What needs to be done:
In the data below, find every line with the string "title" and pull it out.

[Items from a data source]
┌────────

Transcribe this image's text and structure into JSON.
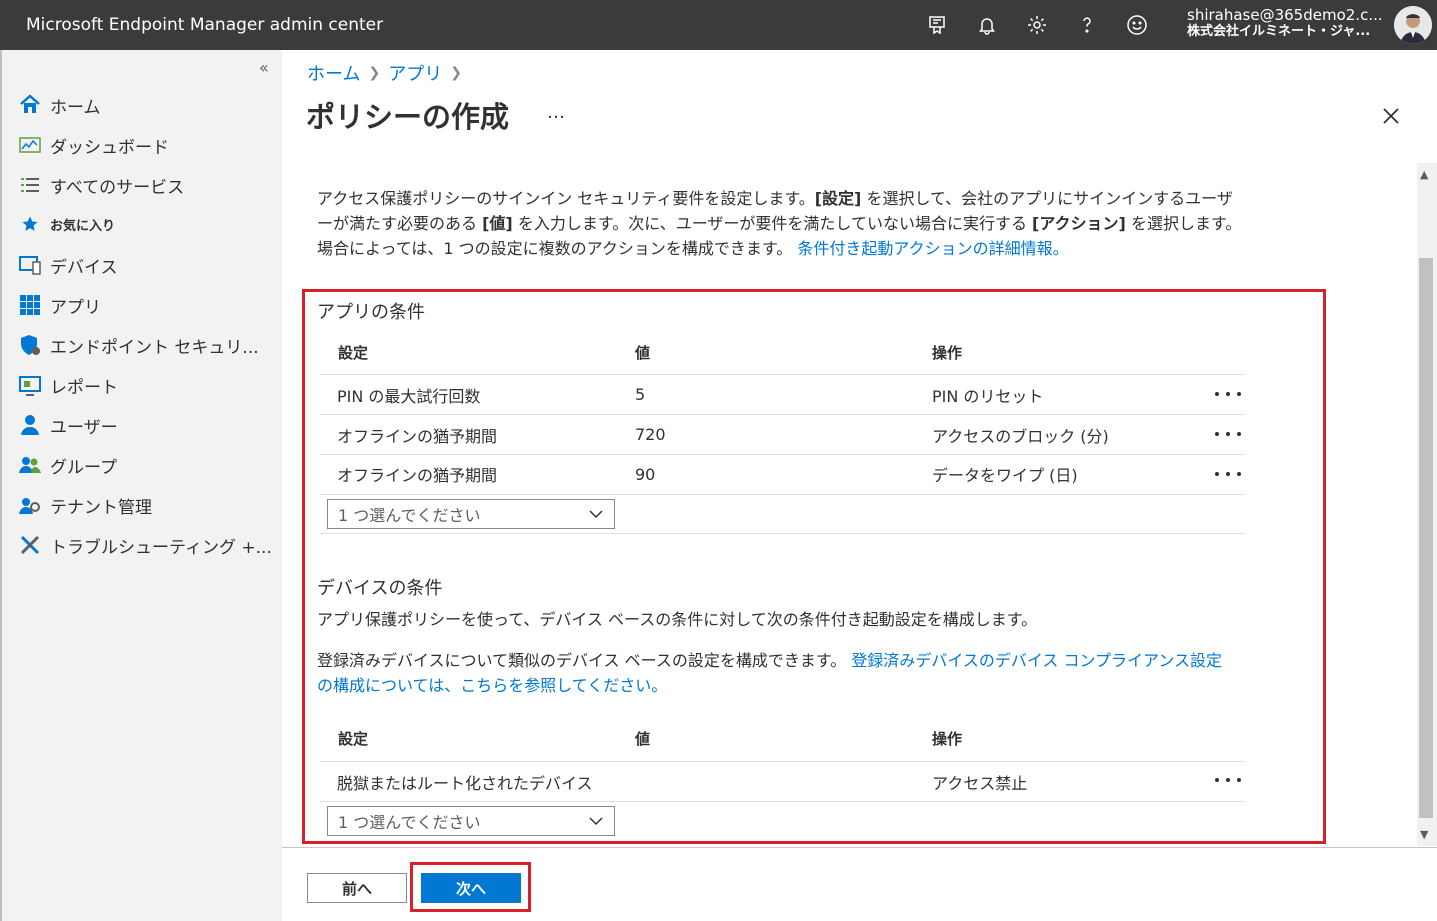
{
  "header": {
    "title": "Microsoft Endpoint Manager admin center",
    "account_email": "shirahase@365demo2.c...",
    "account_org": "株式会社イルミネート・ジャ...",
    "icons": [
      "feedback-portal-icon",
      "bell-icon",
      "gear-icon",
      "help-icon",
      "smiley-icon"
    ]
  },
  "sidebar": {
    "collapse_label": "«",
    "items": [
      {
        "label": "ホーム",
        "icon": "home-icon"
      },
      {
        "label": "ダッシュボード",
        "icon": "dashboard-icon"
      },
      {
        "label": "すべてのサービス",
        "icon": "list-icon"
      },
      {
        "label": "お気に入り",
        "icon": "star-icon"
      },
      {
        "label": "デバイス",
        "icon": "devices-icon"
      },
      {
        "label": "アプリ",
        "icon": "apps-icon"
      },
      {
        "label": "エンドポイント セキュリ...",
        "icon": "shield-icon"
      },
      {
        "label": "レポート",
        "icon": "report-icon"
      },
      {
        "label": "ユーザー",
        "icon": "user-icon"
      },
      {
        "label": "グループ",
        "icon": "group-icon"
      },
      {
        "label": "テナント管理",
        "icon": "tenant-icon"
      },
      {
        "label": "トラブルシューティング +...",
        "icon": "tools-icon"
      }
    ]
  },
  "breadcrumb": {
    "home": "ホーム",
    "apps": "アプリ"
  },
  "page": {
    "title": "ポリシーの作成",
    "more": "…"
  },
  "intro": {
    "p1": "アクセス保護ポリシーのサインイン セキュリティ要件を設定します。",
    "b1": "[設定]",
    "p2": " を選択して、会社のアプリにサインインするユーザーが満たす必要のある ",
    "b2": "[値]",
    "p3": " を入力します。次に、ユーザーが要件を満たしていない場合に実行する ",
    "b3": "[アクション]",
    "p4": " を選択します。場合によっては、1 つの設定に複数のアクションを構成できます。",
    "link": "条件付き起動アクションの詳細情報。"
  },
  "app_conditions": {
    "title": "アプリの条件",
    "headers": {
      "setting": "設定",
      "value": "値",
      "action": "操作"
    },
    "rows": [
      {
        "setting": "PIN の最大試行回数",
        "value": "5",
        "action": "PIN のリセット"
      },
      {
        "setting": "オフラインの猶予期間",
        "value": "720",
        "action": "アクセスのブロック (分)"
      },
      {
        "setting": "オフラインの猶予期間",
        "value": "90",
        "action": "データをワイプ (日)"
      }
    ],
    "select_placeholder": "1 つ選んでください"
  },
  "device_conditions": {
    "title": "デバイスの条件",
    "desc1": "アプリ保護ポリシーを使って、デバイス ベースの条件に対して次の条件付き起動設定を構成します。",
    "desc2": "登録済みデバイスについて類似のデバイス ベースの設定を構成できます。",
    "link_line1": "登録済みデバイスのデバイス コンプライアンス設定",
    "link_line2": "の構成については、こちらを参照してください。",
    "headers": {
      "setting": "設定",
      "value": "値",
      "action": "操作"
    },
    "rows": [
      {
        "setting": "脱獄またはルート化されたデバイス",
        "value": "",
        "action": "アクセス禁止"
      }
    ],
    "select_placeholder": "1 つ選んでください"
  },
  "footer": {
    "prev": "前へ",
    "next": "次へ"
  }
}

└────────

Written reply:
    "title": "Microsoft Endpoint Manager admin center",
    "title": "ポリシーの作成",
    "title": "アプリの条件",
    "title": "デバイスの条件",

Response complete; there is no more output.